Last Updated on June 2, 2021
Quite a few SMB manufacturers in the US defense supply chain maintain an ISO 9001 certified Quality Management System (QMS). This differentiating level of process maturity has multiple competitive benefits—including moving you closer to compliance with the US Department of Defense (DoD)’s new Cybersecurity Maturity Model Certification (CMMC) standard.
So, what are these CMMC compliance benefits from ISO 9001? And how exactly can you reap them?
In a recent episode of The Virtual CISO Podcast, John Laffey, program manager with Perry Johnson Registrars and a Certified Lead Auditor for both ISO 9001 and ISO 27001 (information security), provides a “clause by clause” overview of how your ISO 9001 QMS aligns with CMMC requirements and processes. Hosting the show as usual is John Verry, Pivot Point Security CISO and Managing Partner.
“Improvement is very important to a management system auditor,” John Laffey states. “This is ideally where all the information that’s being gathered, all these objectives we’re defining, all the metrics that support them… at some regular interval, the key folks in the organization are meeting and looking at all this information and saying, ‘Where are we? How are we doing? Are we getting the expected outcomes? Are we driving improvement? What can we do to improve our system?’”
“There should be a lot of decisions made or follow-up items that come out of these meetings, and this should really be a huge mechanism for change and driving improvement within the organization,” John Laffey emphasizes.
How can you measure security improvement?
Some suggestions include:
- Number of security incidents over a given interval
- A report showing how many potential attacks were blocked
- How many staff clicked a phishing link before versus after security awareness training
- Percentage of coverage by your SIEM solution

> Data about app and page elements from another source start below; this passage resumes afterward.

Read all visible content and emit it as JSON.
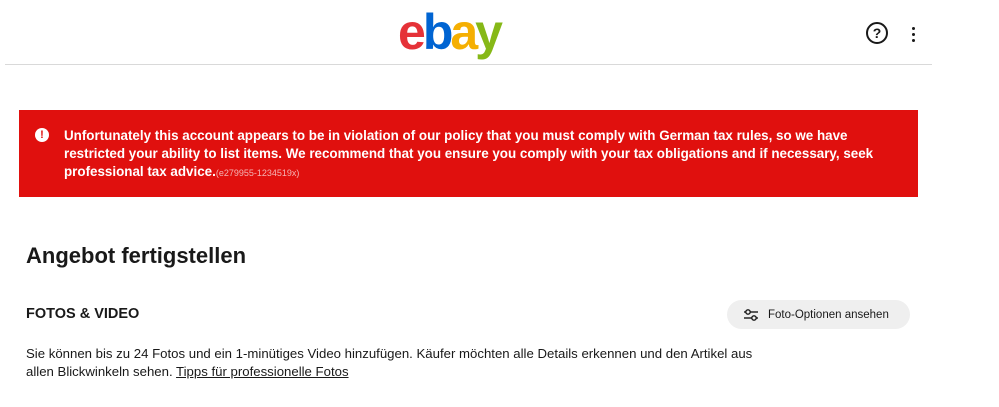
{
  "header": {
    "logo_letters": [
      {
        "char": "e",
        "color": "#e53238"
      },
      {
        "char": "b",
        "color": "#0064d2"
      },
      {
        "char": "a",
        "color": "#f5af02"
      },
      {
        "char": "y",
        "color": "#86b817"
      }
    ],
    "help_icon": "help-circle-icon",
    "more_icon": "more-vertical-icon"
  },
  "alert": {
    "message": "Unfortunately this account appears to be in violation of our policy that you must comply with German tax rules, so we have restricted your ability to list items. We recommend that you ensure you comply with your tax obligations and if necessary, seek professional tax advice.",
    "code": "(e279955-1234519x)",
    "icon": "alert-icon",
    "background": "#e0100e"
  },
  "page": {
    "title": "Angebot fertigstellen"
  },
  "photos_section": {
    "title": "FOTOS & VIDEO",
    "options_button": "Foto-Optionen ansehen",
    "options_icon": "sliders-icon",
    "description": "Sie können bis zu 24 Fotos und ein 1-minütiges Video hinzufügen. Käufer möchten alle Details erkennen und den Artikel aus allen Blickwinkeln sehen. ",
    "tips_link": "Tipps für professionelle Fotos"
  }
}
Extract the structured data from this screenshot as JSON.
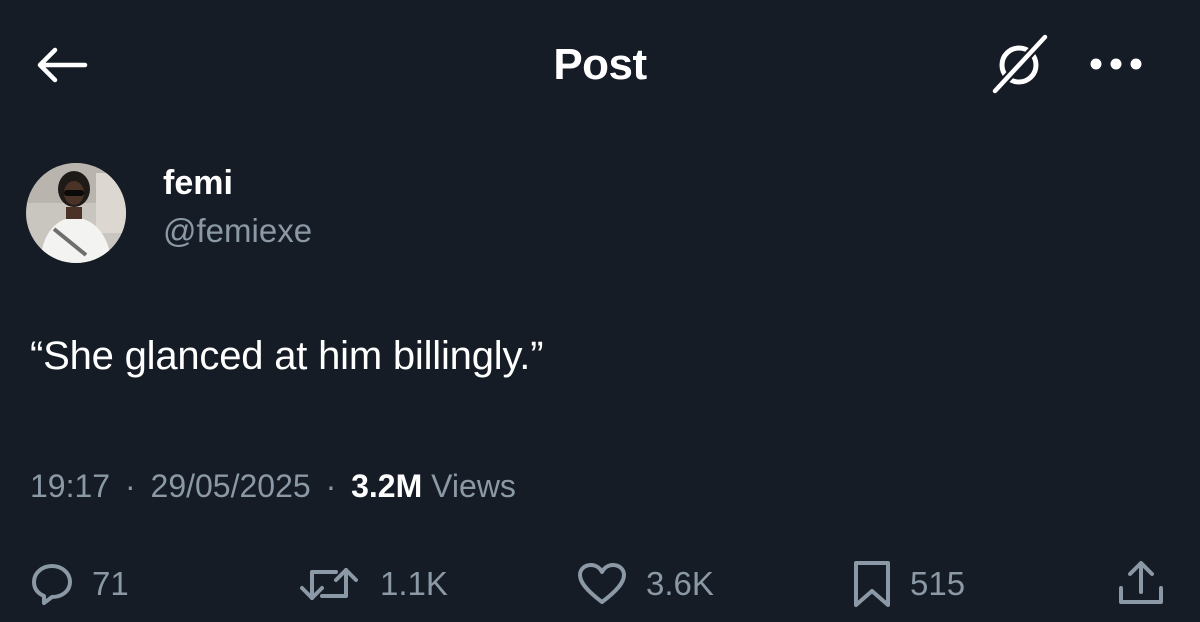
{
  "header": {
    "title": "Post"
  },
  "author": {
    "display_name": "femi",
    "handle": "@femiexe"
  },
  "post": {
    "text": "“She glanced at him billingly.”",
    "time": "19:17",
    "date": "29/05/2025",
    "separator": "·",
    "views_count": "3.2M",
    "views_label": "Views"
  },
  "actions": {
    "replies": "71",
    "reposts": "1.1K",
    "likes": "3.6K",
    "bookmarks": "515"
  },
  "icons": {
    "back": "arrow-left-icon",
    "grok": "grok-icon",
    "more": "more-dots-icon",
    "reply": "reply-bubble-icon",
    "repost": "repost-icon",
    "like": "heart-icon",
    "bookmark": "bookmark-icon",
    "share": "share-icon"
  },
  "colors": {
    "background": "#151c25",
    "text_primary": "#ffffff",
    "text_secondary": "#8b98a5"
  }
}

- Mean time to close vulnerabilities identified in penetration tests or third-party reports
As John Verry points out, security metrics are valuable not just for passing your CMMC audit, but also for reducing your cybersecurity risk.
But continuously improving a management system is harder in many ways than certifying it in the first place. As John Verry notes: “People struggle with operationalizing ISO [27001 or 9001]. Context change isn’t reflected in risk assessment, security objectives aren’t being constantly updated…”
“For some of the clients I audit, it can be difficult to put these kinds of more quantifiable metrics in place for information security,” John Laffey echoes. “A lot of times the objectives are kind of nebulous and super high-level, and it’s hard to actually create these measurables that are going to be tangible and still drive improvement.”
“With a lot of my clients, initially there’s a big push—it’s a huge undertaking and they do a great job with it,” adds John Laffey. “Unfortunately, it then sits on the shelf a little bit because it hasn’t been operationalized. It hasn’t been injected into people who don’t directly work with information security or IT; maybe they’re a programmer or in marketing or sales. … Until [security] becomes embedded in the company culture that can be challenging.”
If you’d like to help your company streamline CMMC compliance effort by tapping your ISO 9001 expertise, this interview with John Laffey is a great way to jumpstart that process.